            (e)            The creation of competent national bodies to investigate effectively allegations of racial discrimination and to give protection to complainants against intimidation or harassment is a desirable development and should be undertaken; steps should be taken towards the enactment of legislation to prohibit discriminatory practices on grounds of race, colour, descent, or national or ethnic origin, and to provide for the application of appropriate penalties against offenders and remedies, including adequate compensation, for the victims;

            (f)            Access to legal remedies should be facilitated for victims of discrimination and, in this regard, the innovation of conferring a capacity on national and other institutions, as well as relevant non-governmental organizations, to assist such victims should be seriously considered, and programmes should be developed to enable the most vulnerable groups to have access to the legal system;

            (g)            New and innovative methods and procedures of conflict resolution, mediation and conciliation between parties involved in conflicts or disputes based on racism, racial discrimination, xenophobia and related intolerance should be explored and, where possible, established;

            (h)            The development of restorative justice policies and programmes for the benefit of victims of relevant forms of discrimination is desirable and should be seriously considered;

            (i)            States which have made the declaration under article 14 of the International Convention on the Elimination of All Forms of Racial Discrimination should make increased efforts to inform their public of the existence of the complaints mechanism under article 14;

Remedies, reparations, compensation

            165.            Urges States to reinforce protection against racism, racial discrimination, xenophobia and related intolerance by ensuring that all persons have access to effective and adequate remedies and enjoy the right to seek from competent national tribunals and other national institutions just and adequate reparation and satisfaction for any damage as a result of such discrimination.  It further underlines the importance of access to the law and to the courts for complainants of racism and racial discrimination and draws attention to the need for judicial and other remedies to be made widely known, easily accessible, expeditious and not unduly complicated;

            166.            Urges States to adopt the necessary measures, as provided by national law, to ensure the right of victims to seek just and adequate reparation and satisfaction to redress acts of racism, racial discrimination, xenophobia and related intolerance, and to design effective measures to prevent the repetition of such acts;

 

Preamble
General Issues
Sources Causes Forms and Manifestations
Victims of Racism
Measures of Prevention Education and Protection
Provision of Effective Remedies and Other Measures
Strategies to Achieve Full and Effective Equality

 

 
 
Same level:
Preamble ] General Issues ] Sources Causes Forms and Manifestations ] Victims of Racism ] Measures of Prevention Education and Protection ] [ Provision of Effective Remedies and Other Measures ] Strategies to Achieve Full and Effective Equality ]
Child Level:
Home ]
Parent Level:
WCAR Declaration and Programme of Action ]
Units:
[Race and Racial Groups] [Citizenship Rights]  [Justice and Race] [Patterns of Basic Needs] [Intersectionality Issues] [Human Rights]

 

Always Under Construction!

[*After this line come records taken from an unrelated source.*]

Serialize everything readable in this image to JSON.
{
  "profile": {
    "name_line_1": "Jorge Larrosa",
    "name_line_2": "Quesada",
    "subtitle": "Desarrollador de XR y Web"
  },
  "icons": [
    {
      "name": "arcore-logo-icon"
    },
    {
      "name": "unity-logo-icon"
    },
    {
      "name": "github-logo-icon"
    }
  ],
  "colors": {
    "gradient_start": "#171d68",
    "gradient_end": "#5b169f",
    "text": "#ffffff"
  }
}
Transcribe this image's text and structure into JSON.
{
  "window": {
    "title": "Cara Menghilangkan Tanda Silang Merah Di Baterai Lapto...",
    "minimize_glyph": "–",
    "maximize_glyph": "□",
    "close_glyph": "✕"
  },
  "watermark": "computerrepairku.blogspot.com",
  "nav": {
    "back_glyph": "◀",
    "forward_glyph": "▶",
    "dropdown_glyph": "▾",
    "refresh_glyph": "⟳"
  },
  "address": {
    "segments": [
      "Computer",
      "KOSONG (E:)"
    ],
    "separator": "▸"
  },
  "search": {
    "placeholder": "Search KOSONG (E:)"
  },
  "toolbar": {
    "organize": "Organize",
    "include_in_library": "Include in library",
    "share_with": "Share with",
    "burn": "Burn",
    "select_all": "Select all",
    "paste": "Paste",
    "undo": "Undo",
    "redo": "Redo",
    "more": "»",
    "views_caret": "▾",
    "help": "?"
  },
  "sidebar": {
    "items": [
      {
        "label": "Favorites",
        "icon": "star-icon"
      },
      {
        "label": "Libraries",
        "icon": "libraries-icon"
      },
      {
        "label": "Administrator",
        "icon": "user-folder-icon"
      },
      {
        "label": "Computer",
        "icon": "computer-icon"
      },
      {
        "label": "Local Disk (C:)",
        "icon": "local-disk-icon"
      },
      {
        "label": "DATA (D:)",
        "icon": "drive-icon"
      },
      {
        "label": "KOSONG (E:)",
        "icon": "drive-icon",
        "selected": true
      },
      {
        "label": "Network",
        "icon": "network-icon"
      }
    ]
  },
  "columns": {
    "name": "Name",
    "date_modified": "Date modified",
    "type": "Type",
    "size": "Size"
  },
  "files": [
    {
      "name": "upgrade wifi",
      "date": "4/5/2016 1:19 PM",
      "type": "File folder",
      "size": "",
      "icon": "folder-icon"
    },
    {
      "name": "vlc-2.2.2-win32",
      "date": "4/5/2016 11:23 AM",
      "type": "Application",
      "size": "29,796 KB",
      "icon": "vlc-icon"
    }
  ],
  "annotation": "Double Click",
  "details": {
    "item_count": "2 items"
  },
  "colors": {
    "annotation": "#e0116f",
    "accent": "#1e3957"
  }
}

Always Under Construction!
Copyright @ 1997, 1998, 1999, 2001. Vernellia R. Randall
All Rights Reserved.
Contact: race.mail@notes.udayton.edu

 

In accordance with Title 17 U.S.C. section 107, some material on this website is provided for comment, background information, research and/or educational purposes only, without permission from the copyright owner(s), under the "fair use" provisions of the federal copyright laws. These materials may not be distributed for other purposes without permission of the copyright owner(s).


 


Last Updated:
Saturday, August 03, 2002  

You are visitor number
Hit Counter  
Since Sept. 11, 2001


Thanks to Derrick Bell and his pioneer work: 
Race, Racism and American Law
(1993)